┌────────

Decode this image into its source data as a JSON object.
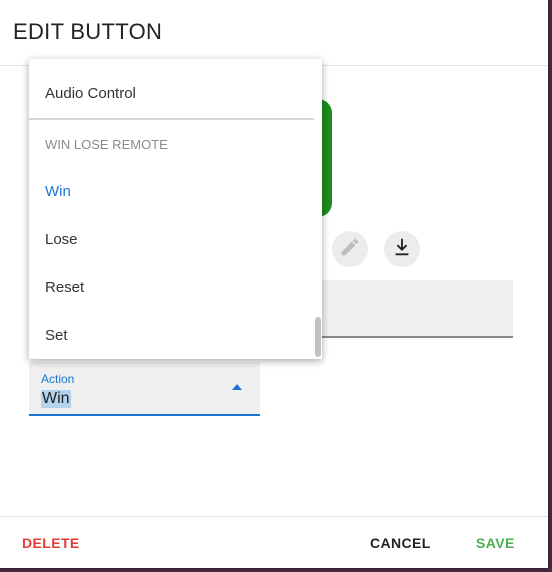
{
  "dialog": {
    "title": "EDIT BUTTON"
  },
  "action_field": {
    "label": "Action",
    "value": "Win"
  },
  "menu": {
    "items": [
      {
        "label": "Audio Control"
      },
      {
        "label": "Win"
      },
      {
        "label": "Lose"
      },
      {
        "label": "Reset"
      },
      {
        "label": "Set"
      }
    ],
    "group_header": "WIN LOSE REMOTE",
    "selected": "Win"
  },
  "footer": {
    "delete_label": "DELETE",
    "cancel_label": "CANCEL",
    "save_label": "SAVE"
  },
  "colors": {
    "accent": "#1976d2",
    "delete": "#e53935",
    "save": "#4caf50",
    "preview": "#1e8c1e"
  },
  "icons": [
    "pencil-icon",
    "download-icon"
  ]
}
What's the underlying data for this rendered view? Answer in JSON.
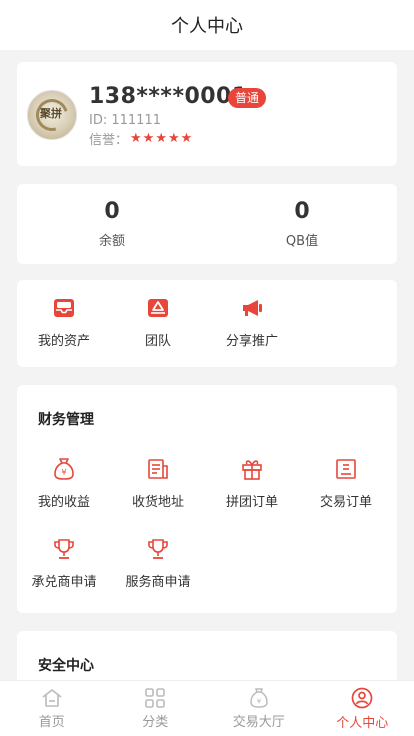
{
  "header": {
    "title": "个人中心"
  },
  "profile": {
    "phone": "138****0001",
    "level": "普通",
    "uid": "ID: 111111",
    "credit_label": "信誉：",
    "stars": "★★★★★",
    "avatar_text": "聚拼"
  },
  "balance": [
    {
      "value": "0",
      "label": "余额"
    },
    {
      "value": "0",
      "label": "QB值"
    }
  ],
  "quick": [
    {
      "label": "我的资产",
      "icon": "inbox-icon"
    },
    {
      "label": "团队",
      "icon": "team-icon"
    },
    {
      "label": "分享推广",
      "icon": "megaphone-icon"
    }
  ],
  "finance": {
    "title": "财务管理",
    "items": [
      {
        "label": "我的收益",
        "icon": "money-bag-icon"
      },
      {
        "label": "收货地址",
        "icon": "address-icon"
      },
      {
        "label": "拼团订单",
        "icon": "gift-icon"
      },
      {
        "label": "交易订单",
        "icon": "order-icon"
      },
      {
        "label": "承兑商申请",
        "icon": "trophy-icon"
      },
      {
        "label": "服务商申请",
        "icon": "trophy-icon"
      }
    ]
  },
  "security": {
    "title": "安全中心"
  },
  "tabbar": [
    {
      "label": "首页",
      "icon": "home-icon",
      "active": false
    },
    {
      "label": "分类",
      "icon": "grid-icon",
      "active": false
    },
    {
      "label": "交易大厅",
      "icon": "bag-icon",
      "active": false
    },
    {
      "label": "个人中心",
      "icon": "user-icon",
      "active": true
    }
  ],
  "colors": {
    "accent": "#e8463a",
    "muted": "#999999",
    "background": "#f3f3f3"
  }
}
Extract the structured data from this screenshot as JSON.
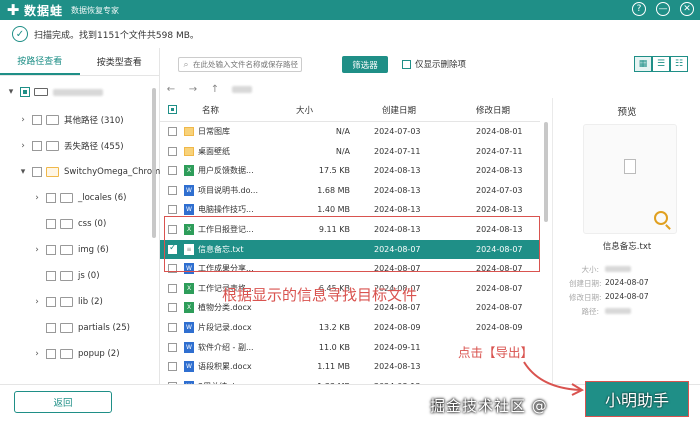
{
  "app": {
    "name": "数据蛙",
    "subtitle": "数据恢复专家",
    "logo_glyph": "✚"
  },
  "window_controls": [
    "?",
    "—",
    "✕"
  ],
  "status": {
    "text": "扫描完成。找到1151个文件共598 MB。"
  },
  "left_tabs": [
    {
      "label": "按路径查看",
      "active": true
    },
    {
      "label": "按类型查看",
      "active": false
    }
  ],
  "tree": [
    {
      "label": "",
      "count": "",
      "icon": "drive-icon",
      "toggle": "▾"
    },
    {
      "label": "其他路径 (310)",
      "icon": "folder-icon",
      "toggle": "›"
    },
    {
      "label": "丢失路径 (455)",
      "icon": "folder-icon",
      "toggle": "›"
    },
    {
      "label": "SwitchyOmega_Chrom",
      "icon": "folder-icon",
      "toggle": "▾"
    },
    {
      "label": "_locales (6)",
      "icon": "folder-icon",
      "toggle": "›"
    },
    {
      "label": "css (0)",
      "icon": "folder-icon",
      "toggle": ""
    },
    {
      "label": "img (6)",
      "icon": "folder-icon",
      "toggle": "›"
    },
    {
      "label": "js (0)",
      "icon": "folder-icon",
      "toggle": ""
    },
    {
      "label": "lib (2)",
      "icon": "folder-icon",
      "toggle": "›"
    },
    {
      "label": "partials (25)",
      "icon": "folder-icon",
      "toggle": ""
    },
    {
      "label": "popup (2)",
      "icon": "folder-icon",
      "toggle": "›"
    }
  ],
  "back_label": "返回",
  "toolbar": {
    "search_placeholder": "在此处输入文件名称或保存路径",
    "filter_label": "筛选器",
    "only_deleted_label": "仅显示删除项",
    "view_icons": [
      "▦",
      "☰",
      "☷"
    ]
  },
  "nav": {
    "back": "←",
    "forward": "→",
    "up": "↑"
  },
  "table": {
    "headers": {
      "name": "名称",
      "size": "大小",
      "created": "创建日期",
      "modified": "修改日期"
    },
    "rows": [
      {
        "icon": "folder",
        "name": "日常图库",
        "size": "N/A",
        "created": "2024-07-03",
        "modified": "2024-08-01",
        "selected": false
      },
      {
        "icon": "folder",
        "name": "桌面壁纸",
        "size": "N/A",
        "created": "2024-07-11",
        "modified": "2024-07-11",
        "selected": false
      },
      {
        "icon": "xls",
        "name": "用户反馈数据...",
        "size": "17.5 KB",
        "created": "2024-08-13",
        "modified": "2024-08-13",
        "selected": false
      },
      {
        "icon": "doc",
        "name": "项目说明书.do...",
        "size": "1.68 MB",
        "created": "2024-08-13",
        "modified": "2024-07-03",
        "selected": false
      },
      {
        "icon": "doc",
        "name": "电脑操作技巧...",
        "size": "1.40 MB",
        "created": "2024-08-13",
        "modified": "2024-08-13",
        "selected": false
      },
      {
        "icon": "xls",
        "name": "工作日报登记...",
        "size": "9.11 KB",
        "created": "2024-08-13",
        "modified": "2024-08-13",
        "selected": false
      },
      {
        "icon": "txt",
        "name": "信息备忘.txt",
        "size": "",
        "created": "2024-08-07",
        "modified": "2024-08-07",
        "selected": true
      },
      {
        "icon": "doc",
        "name": "工作成果分享...",
        "size": "",
        "created": "2024-08-07",
        "modified": "2024-08-07",
        "selected": false
      },
      {
        "icon": "xls",
        "name": "工作记录表格...",
        "size": "6.45 KB",
        "created": "2024-08-07",
        "modified": "2024-08-07",
        "selected": false
      },
      {
        "icon": "xls",
        "name": "植物分类.docx",
        "size": "",
        "created": "2024-08-07",
        "modified": "2024-08-07",
        "selected": false
      },
      {
        "icon": "doc",
        "name": "片段记录.docx",
        "size": "13.2 KB",
        "created": "2024-08-09",
        "modified": "2024-08-09",
        "selected": false
      },
      {
        "icon": "doc",
        "name": "软件介绍 - 副...",
        "size": "11.0 KB",
        "created": "2024-09-11",
        "modified": "",
        "selected": false
      },
      {
        "icon": "doc",
        "name": "语段积累.docx",
        "size": "1.11 MB",
        "created": "2024-08-13",
        "modified": "",
        "selected": false
      },
      {
        "icon": "doc",
        "name": "3周总结.docx",
        "size": "1.33 MB",
        "created": "2024-08-13",
        "modified": "",
        "selected": false
      }
    ]
  },
  "preview": {
    "title": "预览",
    "filename": "信息备忘.txt",
    "props": [
      {
        "key": "大小:",
        "value": ""
      },
      {
        "key": "创建日期:",
        "value": "2024-08-07"
      },
      {
        "key": "修改日期:",
        "value": "2024-08-07"
      },
      {
        "key": "路径:",
        "value": ""
      }
    ]
  },
  "annotations": {
    "main": "根据显示的信息寻找目标文件",
    "export_hint": "点击【导出】",
    "watermark": "掘金技术社区 @"
  },
  "export_label": "小明助手",
  "colors": {
    "accent": "#1f8f87",
    "annotation": "#d9534f"
  }
}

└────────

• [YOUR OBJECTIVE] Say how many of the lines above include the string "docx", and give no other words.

• [EXERCISE ANSWER] 4